On Monday, Grande Prairie city council unanimously backed a new $500,000 pilot project regarding homelessness, social disorder, and crime prevention in the city. The city has received many complaints regarding homeless and panhandlers taking over vacant space, treating it as their own, and harming local businesses.
Protective and Social Services Director Chris Manuel says that the city recognizes the problem and plans to use the 12-month pilot project to see if it can make a positive impact.
“It adds another piece to what is already a system of care that we’ve been building out. What we’re talking about here is a public security unit, which we can deploy on a 24/7 basis. We feel this gives us a more proactive enforcement security presence either on foot or by vehicle to areas identified as priority locations,” he says.

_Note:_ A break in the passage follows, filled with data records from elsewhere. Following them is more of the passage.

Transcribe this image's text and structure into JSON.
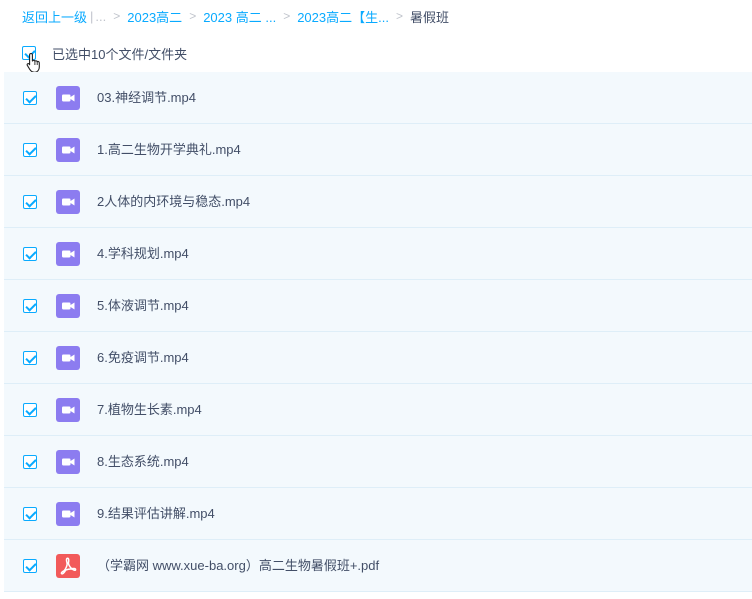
{
  "breadcrumb": {
    "back": "返回上一级",
    "bar": "|",
    "ellipsis": "...",
    "crumbs": [
      "2023高二",
      "2023 高二 ...",
      "2023高二【生..."
    ],
    "current": "暑假班",
    "separator": ">"
  },
  "selection": {
    "label": "已选中10个文件/文件夹"
  },
  "files": [
    {
      "name": "03.神经调节.mp4",
      "type": "video"
    },
    {
      "name": "1.高二生物开学典礼.mp4",
      "type": "video"
    },
    {
      "name": "2人体的内环境与稳态.mp4",
      "type": "video"
    },
    {
      "name": "4.学科规划.mp4",
      "type": "video"
    },
    {
      "name": "5.体液调节.mp4",
      "type": "video"
    },
    {
      "name": "6.免疫调节.mp4",
      "type": "video"
    },
    {
      "name": "7.植物生长素.mp4",
      "type": "video"
    },
    {
      "name": "8.生态系统.mp4",
      "type": "video"
    },
    {
      "name": "9.结果评估讲解.mp4",
      "type": "video"
    },
    {
      "name": "（学霸网 www.xue-ba.org）高二生物暑假班+.pdf",
      "type": "pdf"
    }
  ],
  "colors": {
    "accent": "#09aaff",
    "video_icon": "#8c7cf0",
    "pdf_icon": "#f25a5a",
    "row_bg": "#f3f9fd",
    "text": "#424e67"
  },
  "icons": {
    "video": "video-file-icon",
    "pdf": "pdf-file-icon",
    "check": "checkbox-checked-icon",
    "cursor": "hand-pointer-icon"
  }
}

There will be 10 officers on duty throughout the day, 2 officers per shift, and they will be very familiar with the clients they are interacting with as well as the various complexities those people have. The officers will not use force, unless absolutely necessary.
Manuel says that the narrative around the issue suggesting that homeless people are responsible for all these complaints is not entirely accurate.
“It’s important to note that in a lot of these situations, people that aren’t homeless are causing issues as well, panhandling, and treating certain spaces as their own, presenting a challenge for the city and local businesses. We feel that having a better understanding of who they are, why they are occupying that space, and where they’re at is going to allow us to have better decision making,” he says.
Last year, the city launched the Mobile Outreach Program to try and address the same sort of concerns and for the most part, it has been successful, according to Manuel. The service is very heavily utilized, so much so that the city will expand the program going into 2022.